I don’t know about you, but I’ve been feeling pretty overwhelmed lately by the brokenness of the world.
I’ve been subscribed for awhile to get daily email news briefings from the New York Times, and lately I find myself feeling a knot in my stomach as I open them, steeling myself knowing that what I read will be more bad news – natural disasters and ethnic cleansing and sexual assault and threats of mass deportation. It feels like there is this darkening cloud, this smog, of hatred and racism and assault and abuse of power and lies and deceit that gets thicker and darker and more depressing every day. It’s enough to make me just want to jump ship from the Times and binge watch cute kiddo videos on YouTube instead.
But I want to be an informed citizen and I want to know what’s going on in the world so I read. I read and I feel angry and sad and discouraged and it also feels a bit surreal – how are we going to look back on this time 20 years from now? What am I going to tell my kids about what life was like in 2018?
In a parallel track, I’m still living my daily life, and in many ways it looks the same as it always has – I’m still working and running and baking cookies and spending time with friends and going to church. Every once in awhile I read the news and I think “What the heck am I doing? People are being threatened with deportation, families torn about, racial epithets strewn about, man after man being exposed as a sexual predator – and I’m answering emails and training for a half marathon and planning my summer vacation.” Sometimes it feels like this insurmountable divide between the world “out there” and my daily life.
I don’t like it.
I don’t like it and I’ve been thinking about ways to bridge that gap, to step beyond my comfortable, privileged, protected daily life and connect to the heartache and suffering of a world that is reeling in pain right now, of people who are reeling in pain. One option, I know, is to “go nuclear” and just blow up my life – quite my job, leave San Francisco, work at a non-profit or be a full-time community organizer or live in a remote village somewhere.
I’m not saying that’s a bad option, and maybe there’s a season for that but right now, for me, I know that level of extremity is not what I’m being called to.
I think what I’m being called to – which is murkier and less defined- is finding ways to bridge the gap between my daily, comfortable life, and the pain of the world.
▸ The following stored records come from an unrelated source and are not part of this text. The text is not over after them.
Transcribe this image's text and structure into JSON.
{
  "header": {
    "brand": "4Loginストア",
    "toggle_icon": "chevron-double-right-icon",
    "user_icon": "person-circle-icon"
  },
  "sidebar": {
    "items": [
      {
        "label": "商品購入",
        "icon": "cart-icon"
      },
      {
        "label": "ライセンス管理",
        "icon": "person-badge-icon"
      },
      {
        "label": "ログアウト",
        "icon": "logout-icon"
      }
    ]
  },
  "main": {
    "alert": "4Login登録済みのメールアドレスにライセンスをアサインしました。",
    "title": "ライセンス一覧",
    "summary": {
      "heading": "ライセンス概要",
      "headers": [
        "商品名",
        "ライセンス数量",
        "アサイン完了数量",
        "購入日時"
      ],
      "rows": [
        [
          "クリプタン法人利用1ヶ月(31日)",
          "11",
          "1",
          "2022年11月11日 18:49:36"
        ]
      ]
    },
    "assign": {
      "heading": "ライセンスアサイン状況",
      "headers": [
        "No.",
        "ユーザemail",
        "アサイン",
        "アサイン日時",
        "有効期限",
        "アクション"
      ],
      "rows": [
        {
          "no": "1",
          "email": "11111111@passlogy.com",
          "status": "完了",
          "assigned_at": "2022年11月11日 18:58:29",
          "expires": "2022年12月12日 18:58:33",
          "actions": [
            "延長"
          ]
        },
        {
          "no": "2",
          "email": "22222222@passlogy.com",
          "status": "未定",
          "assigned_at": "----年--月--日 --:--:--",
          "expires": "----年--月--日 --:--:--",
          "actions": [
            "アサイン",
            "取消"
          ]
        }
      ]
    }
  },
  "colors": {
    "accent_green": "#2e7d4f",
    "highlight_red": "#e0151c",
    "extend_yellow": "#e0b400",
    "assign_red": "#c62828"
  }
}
To figure out how to keep the structure, the foundation, that is my job and my city and my church and my community – all things I am profoundly grateful for – and also reach out beyond them to connect w/ the needs of the world around me.
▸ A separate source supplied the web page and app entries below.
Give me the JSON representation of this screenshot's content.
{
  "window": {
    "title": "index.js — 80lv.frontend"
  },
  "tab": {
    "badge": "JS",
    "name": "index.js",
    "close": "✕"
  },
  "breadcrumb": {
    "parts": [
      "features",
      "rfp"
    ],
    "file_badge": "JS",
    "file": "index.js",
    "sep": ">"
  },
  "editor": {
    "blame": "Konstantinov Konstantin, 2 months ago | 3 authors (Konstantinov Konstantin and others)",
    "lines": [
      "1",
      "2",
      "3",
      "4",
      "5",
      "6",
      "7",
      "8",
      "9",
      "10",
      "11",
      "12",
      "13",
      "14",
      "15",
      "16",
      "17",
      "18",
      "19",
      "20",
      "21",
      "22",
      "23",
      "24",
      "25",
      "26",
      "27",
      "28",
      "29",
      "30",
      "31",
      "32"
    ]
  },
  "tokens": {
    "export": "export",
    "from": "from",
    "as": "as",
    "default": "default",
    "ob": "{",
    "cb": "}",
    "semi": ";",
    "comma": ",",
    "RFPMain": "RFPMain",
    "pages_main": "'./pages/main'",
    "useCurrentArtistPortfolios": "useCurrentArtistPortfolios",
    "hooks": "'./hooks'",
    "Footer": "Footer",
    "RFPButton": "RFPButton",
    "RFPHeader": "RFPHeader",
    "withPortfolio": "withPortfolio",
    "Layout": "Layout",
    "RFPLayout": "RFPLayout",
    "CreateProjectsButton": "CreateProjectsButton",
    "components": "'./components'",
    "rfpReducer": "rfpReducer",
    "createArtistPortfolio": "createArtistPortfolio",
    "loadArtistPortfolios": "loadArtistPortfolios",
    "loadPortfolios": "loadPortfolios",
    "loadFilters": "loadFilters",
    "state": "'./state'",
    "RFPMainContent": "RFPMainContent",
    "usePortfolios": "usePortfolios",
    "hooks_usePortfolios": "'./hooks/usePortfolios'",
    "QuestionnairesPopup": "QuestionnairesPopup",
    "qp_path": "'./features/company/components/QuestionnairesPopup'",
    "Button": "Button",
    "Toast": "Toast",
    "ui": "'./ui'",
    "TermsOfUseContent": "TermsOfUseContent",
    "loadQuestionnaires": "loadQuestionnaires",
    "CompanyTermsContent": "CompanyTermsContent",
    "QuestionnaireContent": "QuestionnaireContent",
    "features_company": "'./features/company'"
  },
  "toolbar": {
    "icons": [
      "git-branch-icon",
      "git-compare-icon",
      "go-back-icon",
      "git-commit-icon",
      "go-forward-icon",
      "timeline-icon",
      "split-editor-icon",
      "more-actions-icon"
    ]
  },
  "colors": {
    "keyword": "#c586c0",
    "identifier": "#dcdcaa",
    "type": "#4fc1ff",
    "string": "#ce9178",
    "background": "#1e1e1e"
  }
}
Joining the Women’s March last weekend felt like way to do that. Volunteering at City Hope in the Tenderloin feels like a way to do that. Taking the time to look in the eyes of and smile and say thank you to the people I see everyday – the woman who cleans our bathrooms at work, the security guard in our building – feels like a way to do that.
My dad had a paperweight on his desk that now sits on my nightstand with a quote by Mother Teresa – “Do no great things, only small things with great love.” I think that, in many ways, is the answer. I think God scatters all sorts of opportunities in our lives – like brightly colored Easter eggs peeking out from our daily routines – opportunities to love and encourage and uplift the people around us. Opportunities to make them feel seen and known and valued. Opportunities to speak up for justice, to defend the oppressed and make sure those with less privilege than us aren’t getting trampled.
I’m going to be on the lookout for those opportunities that God has already placed in my life and also set out to go find some beyond my comfort zone. I’m going to work day by day to bridge the gap between the relative comfort of my life and the chaos of the world, with compassion, empathy and love. And I’m going to remind myself that I believe with all my heart in a big God who is holding this broken, beautiful world together with love, and that no matter how dark things may seem, the light shines brighter than the darkness, and the darkness will not overcome it.